■ Task to complete
Check each line of the data for "time" and select those that have it.

== == ==

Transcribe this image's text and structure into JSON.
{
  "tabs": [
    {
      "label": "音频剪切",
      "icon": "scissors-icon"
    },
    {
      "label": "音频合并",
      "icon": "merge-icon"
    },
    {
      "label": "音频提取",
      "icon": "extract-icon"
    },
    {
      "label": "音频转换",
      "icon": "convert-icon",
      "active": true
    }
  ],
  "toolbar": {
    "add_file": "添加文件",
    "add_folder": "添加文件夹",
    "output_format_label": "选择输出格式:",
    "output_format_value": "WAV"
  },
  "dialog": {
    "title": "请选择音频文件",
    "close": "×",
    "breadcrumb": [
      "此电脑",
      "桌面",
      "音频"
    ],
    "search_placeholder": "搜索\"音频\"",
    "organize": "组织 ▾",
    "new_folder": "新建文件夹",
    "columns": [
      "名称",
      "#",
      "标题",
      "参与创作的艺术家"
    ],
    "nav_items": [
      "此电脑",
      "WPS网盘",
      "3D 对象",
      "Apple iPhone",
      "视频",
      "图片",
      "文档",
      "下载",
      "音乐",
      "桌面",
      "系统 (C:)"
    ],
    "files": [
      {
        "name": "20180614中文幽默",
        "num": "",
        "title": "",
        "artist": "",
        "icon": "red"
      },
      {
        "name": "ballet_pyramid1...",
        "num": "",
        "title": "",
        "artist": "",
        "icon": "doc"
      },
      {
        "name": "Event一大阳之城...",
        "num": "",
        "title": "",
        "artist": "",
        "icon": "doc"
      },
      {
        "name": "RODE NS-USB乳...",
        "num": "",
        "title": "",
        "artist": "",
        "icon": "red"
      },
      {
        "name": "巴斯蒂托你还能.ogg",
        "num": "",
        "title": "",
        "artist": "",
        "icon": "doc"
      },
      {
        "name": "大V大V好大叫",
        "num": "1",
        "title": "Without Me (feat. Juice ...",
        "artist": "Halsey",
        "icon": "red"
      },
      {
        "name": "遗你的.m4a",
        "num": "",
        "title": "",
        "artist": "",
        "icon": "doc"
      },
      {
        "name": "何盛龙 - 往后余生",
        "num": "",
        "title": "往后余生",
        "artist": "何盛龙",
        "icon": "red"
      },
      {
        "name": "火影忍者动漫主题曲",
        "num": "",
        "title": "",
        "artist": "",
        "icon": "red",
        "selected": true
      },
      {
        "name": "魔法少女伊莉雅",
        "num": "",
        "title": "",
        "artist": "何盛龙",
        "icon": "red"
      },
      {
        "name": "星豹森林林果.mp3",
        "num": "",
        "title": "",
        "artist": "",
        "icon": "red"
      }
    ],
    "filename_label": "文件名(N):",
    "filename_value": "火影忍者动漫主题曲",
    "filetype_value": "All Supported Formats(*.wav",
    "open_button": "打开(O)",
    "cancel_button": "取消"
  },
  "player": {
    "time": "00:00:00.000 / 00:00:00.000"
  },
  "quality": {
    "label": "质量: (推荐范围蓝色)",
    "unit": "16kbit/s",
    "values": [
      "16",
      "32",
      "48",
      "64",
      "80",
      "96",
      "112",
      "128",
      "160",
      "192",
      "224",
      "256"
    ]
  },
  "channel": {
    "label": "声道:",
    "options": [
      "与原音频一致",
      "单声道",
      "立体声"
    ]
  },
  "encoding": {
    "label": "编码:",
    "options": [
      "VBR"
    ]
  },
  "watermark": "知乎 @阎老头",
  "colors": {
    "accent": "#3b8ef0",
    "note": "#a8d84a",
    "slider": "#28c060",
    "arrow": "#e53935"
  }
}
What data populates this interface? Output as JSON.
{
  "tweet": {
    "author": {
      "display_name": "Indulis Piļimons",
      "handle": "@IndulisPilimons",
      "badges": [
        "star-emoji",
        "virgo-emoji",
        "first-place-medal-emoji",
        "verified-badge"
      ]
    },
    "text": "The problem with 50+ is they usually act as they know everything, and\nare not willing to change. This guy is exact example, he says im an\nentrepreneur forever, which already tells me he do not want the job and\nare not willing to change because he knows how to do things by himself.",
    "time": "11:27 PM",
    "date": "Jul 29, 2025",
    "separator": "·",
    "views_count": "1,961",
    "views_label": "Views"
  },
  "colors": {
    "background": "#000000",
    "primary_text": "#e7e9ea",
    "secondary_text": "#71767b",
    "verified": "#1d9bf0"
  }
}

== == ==

■ Response box
    "time": "00:00:00.000 / 00:00:00.000"
    "time": "11:27 PM",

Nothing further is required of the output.